MB: That’s a great question with probably a thousand answers. To get all the influences I would have to ask everyone in the band because each one brought something from someone they like no doubt. But in the end, we may have been inspired more by a “where” than a “who”. The sound is definitely a product of our Appalachian heritage with a lot of acoustic, folk and traditional influences. No matter what, I sing like a country boy. I will never pass for a “northerner”. In the end, we didn’t want to sound like anybody in particular. We just wanted to sound like us.
CU: What has the response been like from fans?
MB: In a word, positive. I think what I have enjoyed the most are all of the new folks that have discovered this music. It has been very refreshing to see a lot of younger people embrace the sound and the feel of the band. You know, it’s not just the music… it’s the whole “vibe”. Some folks have found this band to be accessible where maybe before they were put off by the guy who looked like a “tv weatherman”. That was a real quote from a real review of one of my solo albums a while back. They liked the music but thought I looked like a tv weatherman. Funny. I can tell you this. Dad loves it. So have a lot of the more traditional audience. It’s really not as much of a departure; just a tweak here and there. I will always be true to my roots.
CU: What songs have resonated the most with you on this new record?
MB: All of them! I tell you, there isn’t a song on the CD that you will skip over. There is an overarching message through the album and every song is important to the whole. They are definitely not a collection of disparate songs just thrown together. You will hear what Forget The Sea is all about by the end.
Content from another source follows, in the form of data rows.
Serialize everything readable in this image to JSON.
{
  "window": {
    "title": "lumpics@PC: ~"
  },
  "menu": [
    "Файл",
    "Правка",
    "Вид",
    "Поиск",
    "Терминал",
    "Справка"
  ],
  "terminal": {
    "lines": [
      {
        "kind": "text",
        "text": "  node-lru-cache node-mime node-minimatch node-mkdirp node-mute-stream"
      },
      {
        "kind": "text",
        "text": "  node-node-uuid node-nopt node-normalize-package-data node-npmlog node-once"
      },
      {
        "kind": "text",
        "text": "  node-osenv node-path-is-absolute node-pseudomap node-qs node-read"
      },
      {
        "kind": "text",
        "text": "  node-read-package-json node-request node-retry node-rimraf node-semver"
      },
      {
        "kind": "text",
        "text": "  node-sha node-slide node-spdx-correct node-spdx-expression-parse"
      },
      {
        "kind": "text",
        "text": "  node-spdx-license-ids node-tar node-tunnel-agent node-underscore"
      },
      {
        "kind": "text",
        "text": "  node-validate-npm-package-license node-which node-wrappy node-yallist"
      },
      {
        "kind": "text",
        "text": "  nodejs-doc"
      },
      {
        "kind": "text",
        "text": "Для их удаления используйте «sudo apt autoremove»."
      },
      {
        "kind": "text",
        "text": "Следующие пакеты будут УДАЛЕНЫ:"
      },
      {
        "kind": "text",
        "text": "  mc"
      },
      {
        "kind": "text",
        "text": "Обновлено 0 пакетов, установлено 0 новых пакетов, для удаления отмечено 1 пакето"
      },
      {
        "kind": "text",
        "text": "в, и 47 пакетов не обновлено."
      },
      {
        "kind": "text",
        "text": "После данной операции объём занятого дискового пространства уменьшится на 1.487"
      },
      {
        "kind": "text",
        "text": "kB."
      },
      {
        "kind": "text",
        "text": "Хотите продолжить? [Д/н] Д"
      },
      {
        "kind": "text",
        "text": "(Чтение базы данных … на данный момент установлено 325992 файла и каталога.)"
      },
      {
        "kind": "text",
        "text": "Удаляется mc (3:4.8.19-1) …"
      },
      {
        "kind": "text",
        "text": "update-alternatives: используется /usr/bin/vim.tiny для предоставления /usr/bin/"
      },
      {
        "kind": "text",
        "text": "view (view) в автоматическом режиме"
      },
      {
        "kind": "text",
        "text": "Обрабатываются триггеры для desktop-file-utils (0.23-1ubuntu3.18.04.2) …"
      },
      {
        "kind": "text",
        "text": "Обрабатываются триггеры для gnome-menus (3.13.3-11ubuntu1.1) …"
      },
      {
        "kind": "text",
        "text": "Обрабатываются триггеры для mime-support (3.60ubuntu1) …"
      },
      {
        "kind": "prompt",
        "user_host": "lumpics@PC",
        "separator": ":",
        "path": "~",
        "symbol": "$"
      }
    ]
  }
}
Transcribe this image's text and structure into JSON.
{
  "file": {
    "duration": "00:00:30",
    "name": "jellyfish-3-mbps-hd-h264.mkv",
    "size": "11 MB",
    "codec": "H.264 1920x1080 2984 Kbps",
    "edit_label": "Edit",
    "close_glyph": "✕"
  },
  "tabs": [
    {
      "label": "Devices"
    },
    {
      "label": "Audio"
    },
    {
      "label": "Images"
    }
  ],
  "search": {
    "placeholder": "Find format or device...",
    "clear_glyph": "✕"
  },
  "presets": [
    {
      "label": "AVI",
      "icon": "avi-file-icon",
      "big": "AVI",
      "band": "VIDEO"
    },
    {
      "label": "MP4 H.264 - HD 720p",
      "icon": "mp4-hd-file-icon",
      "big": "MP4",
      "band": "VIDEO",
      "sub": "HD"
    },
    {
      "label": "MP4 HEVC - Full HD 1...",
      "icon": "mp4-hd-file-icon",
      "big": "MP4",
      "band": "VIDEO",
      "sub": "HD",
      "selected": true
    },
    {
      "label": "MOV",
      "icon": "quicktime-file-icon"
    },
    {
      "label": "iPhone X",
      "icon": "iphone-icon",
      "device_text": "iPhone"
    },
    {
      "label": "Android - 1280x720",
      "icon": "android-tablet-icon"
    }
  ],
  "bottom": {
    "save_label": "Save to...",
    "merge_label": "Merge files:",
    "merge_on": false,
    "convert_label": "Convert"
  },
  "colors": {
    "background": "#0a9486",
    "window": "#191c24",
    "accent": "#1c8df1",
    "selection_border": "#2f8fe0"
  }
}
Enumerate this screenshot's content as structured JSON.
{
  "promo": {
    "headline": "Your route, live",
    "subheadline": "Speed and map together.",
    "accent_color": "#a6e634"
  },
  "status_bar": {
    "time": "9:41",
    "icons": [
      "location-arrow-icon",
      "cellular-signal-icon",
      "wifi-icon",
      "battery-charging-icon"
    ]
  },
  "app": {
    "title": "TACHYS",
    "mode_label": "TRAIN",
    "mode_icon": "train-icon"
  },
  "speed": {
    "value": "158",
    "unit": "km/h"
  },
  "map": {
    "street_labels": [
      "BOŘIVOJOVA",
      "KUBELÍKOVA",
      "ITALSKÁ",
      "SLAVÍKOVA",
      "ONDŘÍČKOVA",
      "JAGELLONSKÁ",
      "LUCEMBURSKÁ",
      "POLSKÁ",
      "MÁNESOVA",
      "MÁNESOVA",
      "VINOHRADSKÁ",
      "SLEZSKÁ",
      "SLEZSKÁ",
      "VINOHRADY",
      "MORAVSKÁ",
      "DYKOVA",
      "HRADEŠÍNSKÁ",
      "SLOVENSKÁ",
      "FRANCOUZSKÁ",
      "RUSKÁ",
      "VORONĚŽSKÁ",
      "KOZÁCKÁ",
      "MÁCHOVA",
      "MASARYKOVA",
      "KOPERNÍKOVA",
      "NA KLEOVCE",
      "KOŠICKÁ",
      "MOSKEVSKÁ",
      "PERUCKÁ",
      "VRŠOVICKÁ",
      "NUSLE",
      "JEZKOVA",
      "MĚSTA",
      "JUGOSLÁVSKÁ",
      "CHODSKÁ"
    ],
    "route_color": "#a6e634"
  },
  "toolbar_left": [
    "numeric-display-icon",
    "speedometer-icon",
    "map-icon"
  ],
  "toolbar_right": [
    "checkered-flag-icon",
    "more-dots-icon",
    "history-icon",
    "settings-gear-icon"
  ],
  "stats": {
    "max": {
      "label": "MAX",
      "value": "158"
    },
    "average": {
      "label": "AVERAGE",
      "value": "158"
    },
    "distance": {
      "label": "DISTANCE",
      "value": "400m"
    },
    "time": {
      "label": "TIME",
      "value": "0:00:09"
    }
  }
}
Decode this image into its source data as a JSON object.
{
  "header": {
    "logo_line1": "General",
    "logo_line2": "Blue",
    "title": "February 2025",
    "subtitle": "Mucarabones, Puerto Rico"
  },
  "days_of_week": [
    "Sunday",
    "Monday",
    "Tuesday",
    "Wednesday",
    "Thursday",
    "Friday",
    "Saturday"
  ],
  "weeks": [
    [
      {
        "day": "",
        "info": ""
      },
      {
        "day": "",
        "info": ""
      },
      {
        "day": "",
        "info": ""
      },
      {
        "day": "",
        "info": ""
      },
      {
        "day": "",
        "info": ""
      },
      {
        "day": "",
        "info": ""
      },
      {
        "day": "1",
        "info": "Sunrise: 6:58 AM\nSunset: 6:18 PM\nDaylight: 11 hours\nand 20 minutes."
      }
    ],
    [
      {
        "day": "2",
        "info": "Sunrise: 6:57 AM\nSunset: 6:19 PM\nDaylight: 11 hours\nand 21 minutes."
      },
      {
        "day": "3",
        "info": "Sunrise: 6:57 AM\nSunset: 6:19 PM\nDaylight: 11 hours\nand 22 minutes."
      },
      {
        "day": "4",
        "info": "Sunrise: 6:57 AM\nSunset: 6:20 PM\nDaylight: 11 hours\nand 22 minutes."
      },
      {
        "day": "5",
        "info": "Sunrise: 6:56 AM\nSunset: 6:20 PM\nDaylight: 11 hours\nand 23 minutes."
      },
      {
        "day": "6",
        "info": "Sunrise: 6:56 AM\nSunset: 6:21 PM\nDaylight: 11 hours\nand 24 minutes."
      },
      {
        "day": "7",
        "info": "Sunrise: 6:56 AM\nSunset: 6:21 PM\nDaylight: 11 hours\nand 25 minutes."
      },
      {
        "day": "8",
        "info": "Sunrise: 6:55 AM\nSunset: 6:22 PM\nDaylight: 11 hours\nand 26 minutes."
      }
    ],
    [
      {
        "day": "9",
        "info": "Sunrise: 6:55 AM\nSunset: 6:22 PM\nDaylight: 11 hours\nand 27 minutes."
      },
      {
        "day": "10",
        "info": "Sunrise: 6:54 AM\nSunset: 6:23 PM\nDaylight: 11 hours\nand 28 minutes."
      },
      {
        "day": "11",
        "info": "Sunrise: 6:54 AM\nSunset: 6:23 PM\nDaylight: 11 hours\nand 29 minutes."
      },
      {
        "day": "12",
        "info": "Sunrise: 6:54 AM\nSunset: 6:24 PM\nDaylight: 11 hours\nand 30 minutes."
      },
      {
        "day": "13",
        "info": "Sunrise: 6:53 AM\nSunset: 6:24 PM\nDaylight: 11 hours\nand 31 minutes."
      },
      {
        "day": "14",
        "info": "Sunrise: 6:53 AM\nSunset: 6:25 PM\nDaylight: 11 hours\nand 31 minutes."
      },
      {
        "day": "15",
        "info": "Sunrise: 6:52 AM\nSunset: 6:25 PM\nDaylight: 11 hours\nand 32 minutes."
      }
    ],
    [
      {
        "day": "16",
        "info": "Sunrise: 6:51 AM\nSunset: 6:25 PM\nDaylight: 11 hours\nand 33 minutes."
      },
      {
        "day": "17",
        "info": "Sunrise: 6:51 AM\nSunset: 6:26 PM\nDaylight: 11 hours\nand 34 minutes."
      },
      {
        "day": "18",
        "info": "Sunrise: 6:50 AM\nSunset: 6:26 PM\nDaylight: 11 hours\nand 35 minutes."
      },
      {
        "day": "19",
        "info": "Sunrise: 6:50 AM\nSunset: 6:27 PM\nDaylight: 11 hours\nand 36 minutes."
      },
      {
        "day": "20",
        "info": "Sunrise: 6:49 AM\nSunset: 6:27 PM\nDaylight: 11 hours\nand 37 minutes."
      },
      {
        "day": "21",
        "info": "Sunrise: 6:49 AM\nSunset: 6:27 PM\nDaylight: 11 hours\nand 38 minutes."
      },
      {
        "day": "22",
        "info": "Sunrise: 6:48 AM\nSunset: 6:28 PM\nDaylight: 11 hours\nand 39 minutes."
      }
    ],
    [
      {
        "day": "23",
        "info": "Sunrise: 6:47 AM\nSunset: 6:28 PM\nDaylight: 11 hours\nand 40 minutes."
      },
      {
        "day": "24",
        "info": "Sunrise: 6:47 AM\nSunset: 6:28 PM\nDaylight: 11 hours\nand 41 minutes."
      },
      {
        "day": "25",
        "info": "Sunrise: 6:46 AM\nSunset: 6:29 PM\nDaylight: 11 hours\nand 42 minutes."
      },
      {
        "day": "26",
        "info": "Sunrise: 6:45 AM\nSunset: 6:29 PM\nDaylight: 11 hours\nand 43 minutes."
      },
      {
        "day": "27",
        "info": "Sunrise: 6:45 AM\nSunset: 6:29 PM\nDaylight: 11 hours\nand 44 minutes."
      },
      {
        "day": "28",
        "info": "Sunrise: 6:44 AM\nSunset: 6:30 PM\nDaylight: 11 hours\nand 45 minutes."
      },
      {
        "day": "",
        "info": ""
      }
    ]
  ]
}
There is a lyrical and musical reconciliation of God in nature, not just in the nature around us, but the nature within us. We embrace that the world isn’t perfect and that God’s plan for our lives is not always plain to be seen. But we place our faith in the creator that everything is working out the way it is supposed to. Anyone who has heard the album knows what I am talking about.
CU: Are there any plans for you guys to venture in to other music markets?
MB: We are just playing and singing. Everyplace that we have gone to sing has been different. We wanted to make the best Christian Music album that we could, without any labels, without worrying about who or where the market would be. We wanted to just make good music that lifts up the Lord. Wouldn’t it be great if someone could make Christian music that anyone and everyone could listen to? That’s what we wanted to do.
CU: What kinds of plans does Forget the Sea have for 2016?
MB: Well, this will be a building year for us. Even though I have been singing for many years, in many ways, this is like starting over. I will continue to do solo dates because I still enjoy that too. I enjoy it all! I will continue to write. The Kingdom Heirs are doing well with a song God gave me called “The Chain Gang”. I’ll probably pitch a few more songs and scratch that itch. But I have to tell you, I have never had as much fun on stage as I have with my daughters and this new band, at least not for a long time. I think anyone who comes to see us will sense that very quickly. And folks can learn a little about the band at our site www.forgetthesea.com
CU: What has God been teaching you lately?
MB: What has He been teaching me or what have I learned? That could be two different things. As always, patience in things. I live such a hurried life sometimes. When you are a go-getter, it can be hard to sit back and just let things happen. I feel like I was better at that even when I was younger. Maybe it’s because as I get older I realize more that time is a finite thing and the hours and days and years are so precious. Fact is, I won’t always have my daughters as close as we are now and when we are on stage. So, I always feel this sense of urgency to get things done. But you know what? There is always a next chapter. And who’s to say that it won’t be better than the last?
For more information on Mark Bishop and Forget the Sea, visit them online at www.forgetthesea.com.